The lawsuit, filed in the Missouri-based 8th U.S. Circuit Court of Appeals, argued that only states have the power to compel vaccinations, not the federal government.
Arguing that the “mandate is unconstitutional, unlawful, and unwise,” the attorneys general led by Republican Missouri Attorney General Eric Schmitt said that over a century, the U.S. Supreme Court has recognized that policies on compulsory vaccination lie within the police powers of the States, and that ‘[t]hey are matters that do not ordinarily concern the national government.'”
On Thursday, the Department of Labor’s Occupational Safety and Health Administration (OSHA) published a rule that requires the companies to either have their workers get the COVID-19 vaccine or submit to weekly testing or face hefty fines of tens of thousands of dollars. The mandate, slated to go into effect on Jan. 4, will affect tens of millions of private-sector employees.
In a statement announcing the move, Biden said that he wishes that he didn’t have to resort to using the sweeping mandate to compel more vaccinations across the United States. However, he argued that it’s the best way to push the United States out of the pandemic.
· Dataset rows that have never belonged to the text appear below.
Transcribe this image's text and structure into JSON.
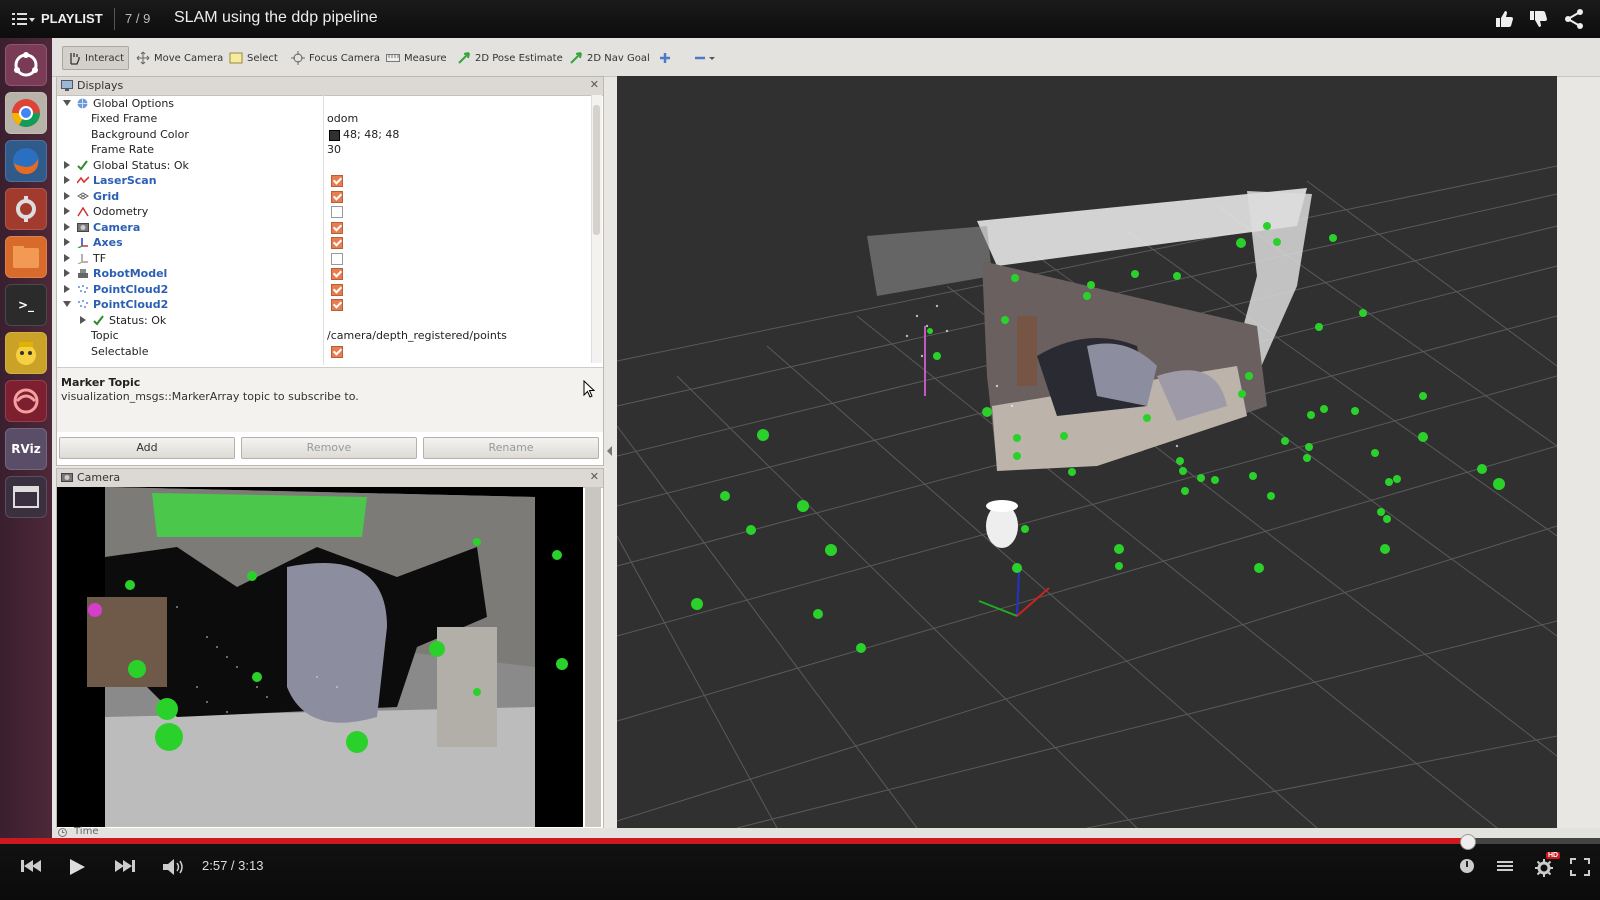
{
  "youtube": {
    "playlist_label": "PLAYLIST",
    "playlist_position": "7 / 9",
    "video_title": "SLAM using the ddp pipeline",
    "time_current": "2:57",
    "time_total": "3:13",
    "time_display": "2:57 / 3:13",
    "progress": 0.917,
    "hd_badge": "HD"
  },
  "launcher": {
    "items": [
      {
        "icon": "ubuntu-dash-icon"
      },
      {
        "icon": "chrome-icon"
      },
      {
        "icon": "firefox-icon"
      },
      {
        "icon": "system-settings-icon"
      },
      {
        "icon": "files-icon"
      },
      {
        "icon": "terminal-icon",
        "label": ">_"
      },
      {
        "icon": "robot-app-icon"
      },
      {
        "icon": "gazebo-icon"
      },
      {
        "icon": "rviz-icon",
        "label": "RViz"
      },
      {
        "icon": "window-icon"
      }
    ]
  },
  "toolbar": {
    "interact": "Interact",
    "move_camera": "Move Camera",
    "select": "Select",
    "focus_camera": "Focus Camera",
    "measure": "Measure",
    "pose_estimate": "2D Pose Estimate",
    "nav_goal": "2D Nav Goal"
  },
  "displays": {
    "title": "Displays",
    "global_options": "Global Options",
    "fixed_frame_label": "Fixed Frame",
    "fixed_frame_value": "odom",
    "bg_color_label": "Background Color",
    "bg_color_value": "48; 48; 48",
    "frame_rate_label": "Frame Rate",
    "frame_rate_value": "30",
    "global_status": "Global Status: Ok",
    "items": [
      {
        "label": "LaserScan",
        "checked": true,
        "highlight": true
      },
      {
        "label": "Grid",
        "checked": true,
        "highlight": true
      },
      {
        "label": "Odometry",
        "checked": false,
        "highlight": false
      },
      {
        "label": "Camera",
        "checked": true,
        "highlight": true
      },
      {
        "label": "Axes",
        "checked": true,
        "highlight": true
      },
      {
        "label": "TF",
        "checked": false,
        "highlight": false
      },
      {
        "label": "RobotModel",
        "checked": true,
        "highlight": true
      },
      {
        "label": "PointCloud2",
        "checked": true,
        "highlight": true
      },
      {
        "label": "PointCloud2",
        "checked": true,
        "highlight": true
      }
    ],
    "status_ok": "Status: Ok",
    "topic_label": "Topic",
    "topic_value": "/camera/depth_registered/points",
    "selectable_label": "Selectable",
    "selectable_checked": true,
    "desc_heading": "Marker Topic",
    "desc_text": "visualization_msgs::MarkerArray topic to subscribe to.",
    "add": "Add",
    "remove": "Remove",
    "rename": "Rename"
  },
  "camera_panel": {
    "title": "Camera"
  },
  "time_panel": {
    "title": "Time"
  },
  "colors": {
    "background_3d": "#303030",
    "marker_green": "#2bd12b",
    "progress_red": "#cc181e",
    "launcher": "#4d2838"
  }
}
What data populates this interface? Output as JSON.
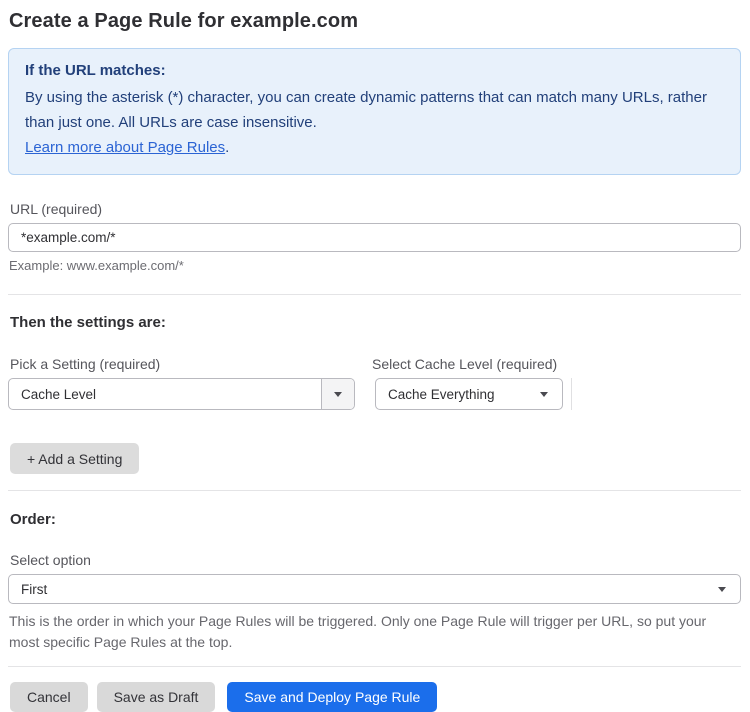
{
  "page": {
    "title": "Create a Page Rule for example.com"
  },
  "info_box": {
    "heading": "If the URL matches:",
    "body": "By using the asterisk (*) character, you can create dynamic patterns that can match many URLs, rather than just one. All URLs are case insensitive.",
    "link_text": "Learn more about Page Rules",
    "link_suffix": "."
  },
  "url_field": {
    "label": "URL (required)",
    "value": "*example.com/*",
    "hint": "Example: www.example.com/*"
  },
  "settings_section": {
    "heading": "Then the settings are:",
    "setting_select": {
      "label": "Pick a Setting (required)",
      "value": "Cache Level"
    },
    "cache_level_select": {
      "label": "Select Cache Level (required)",
      "value": "Cache Everything"
    },
    "add_setting_button": "+ Add a Setting"
  },
  "order_section": {
    "heading": "Order:",
    "select_label": "Select option",
    "select_value": "First",
    "description": "This is the order in which your Page Rules will be triggered. Only one Page Rule will trigger per URL, so put your most specific Page Rules at the top."
  },
  "footer": {
    "cancel_label": "Cancel",
    "save_draft_label": "Save as Draft",
    "save_deploy_label": "Save and Deploy Page Rule"
  },
  "colors": {
    "primary_button_bg": "#1b6eeb",
    "secondary_button_bg": "#d9d9d9",
    "info_box_bg": "#e8f1fb",
    "info_box_border": "#b5d3f2",
    "info_text": "#22407a",
    "link": "#2b64d4"
  },
  "icons": {
    "dropdown_arrow": "caret-down"
  }
}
“As we’ve seen with businesses—large and small—across all sectors of our economy, the overwhelming majority of Americans choose to get vaccinated,” Biden said in the statement. “There have been no ‘mass firings’ and worker shortages because of vaccination requirements. Despite what some predicted and falsely assert, vaccination requirements have broad public support.”
However, according to Friday’s lawsuit, Schmitt and others said the “federal government lacks constitutional authority under its enumerated powers to issue this mandate.” Arizona, Nebraska, Montana, Arkansas, Iowa, North Dakota, South Dakota, Alaska, New Hampshire, and Wyoming joined Missouri’s lawsuit.
Schmitt added that Missouri has about 3,443 private employers who could be impacted by the federal vaccine requirement, with nearly 1.3 million employees.
The attorney general said the lawsuit is designed “to protect personal freedoms, preserve Missouri businesses, and push back on bureaucratic tyrants who simply want power and control.”
The Justice Department hasn’t immediately responded to a request for comment on the lawsuit.
The lawsuit isn’t the first and likely won’t be the last against Biden’s mandate. Just hours after OSHA unveiled the rule, several other states and organizations either filed lawsuits or announced they would file lawsuits against the administration.
The Daily Wire, a media company fronted by commentator Ben Shapiro, filed a challenge in federal court on Thursday against the mandate. Firms in Ohio and Michigan represented by an advocacy law firm and several others also filed lawsuits.
Attorneys general in Ohio, Kentucky, and Tennessee announced they would take legal action against Biden’s mandate targeting federal contractors. The White House also until Jan. 4 delayed its mandate that all federal contractors get vaccinated, although unlike the requirement for private businesses, there is no option for workers to submit to weekly testing.
“Unless we intervene, federal contractors in Tennessee will be forced to make sense of the mandate’s many inconsistencies that require their entire workforce be vaccinated or face potential blacklisting and loss of future federal contracts,” Tennessee Attorney General Herbert H. Slatery III said in a statement.